It is a new era, a new time and a new system. We as a society must begin to think as individuals and not as affiliated groups. So the dilemma of how we integrate our new â€œprocess of thoughtâ€ as the title suggests, into how we perceive the world and our surroundings begins.
When I was three, I moved to America from Australia, nothing out of the ordinary seeing as though I was not yet accustomed to my surroundings of Australia as many of my older relatives were. I grew up not precisely knowing about other cultures or even the history of the one I had come from years earlier. This lack of knowledge kept me from being a more understanding individual as I grew into adolescence and started coming into contact with others from various backgrounds and nationalities. This was not uncommon among my peers but it still was not acceptable by any means. As I drifted through my teenage years I would always receive the moronic questions from my friends about whether or not Australians really had kangaroos and why anyone would ever want a stick that would come back to them after they threw it away. So two days after I received my diploma in the mail I was aboard a 747 airplane on my way to Australia to start learning more about life and to answer some questions of my own.

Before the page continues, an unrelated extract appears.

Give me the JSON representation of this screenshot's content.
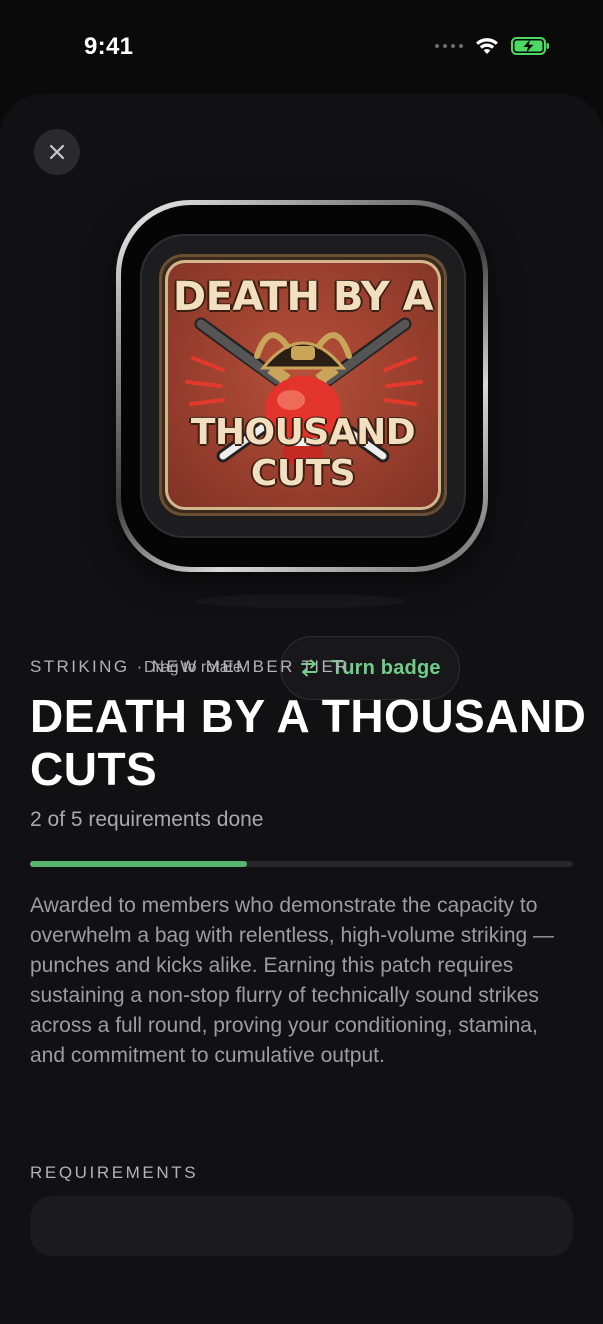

The overcrowded airports, the overused lavatories and the recycled air on the planes were the first of many obstacles on my trip but well worth it. I went from a cold Minnesota morning on December 8th to a rainy, but much warmer Australian morning on December 10th in roughly thirty hours of traveling. I was happy to be home.
As soon as I walked in the door of 94 Dudley Street of Sydneyâ€™s eastern suburbs I knew things were going to be different. First of all, when someone says â€œI wish we could just sit on the beach all dayâ€, five minutes later thatâ€™s what your typically doing. The real excitement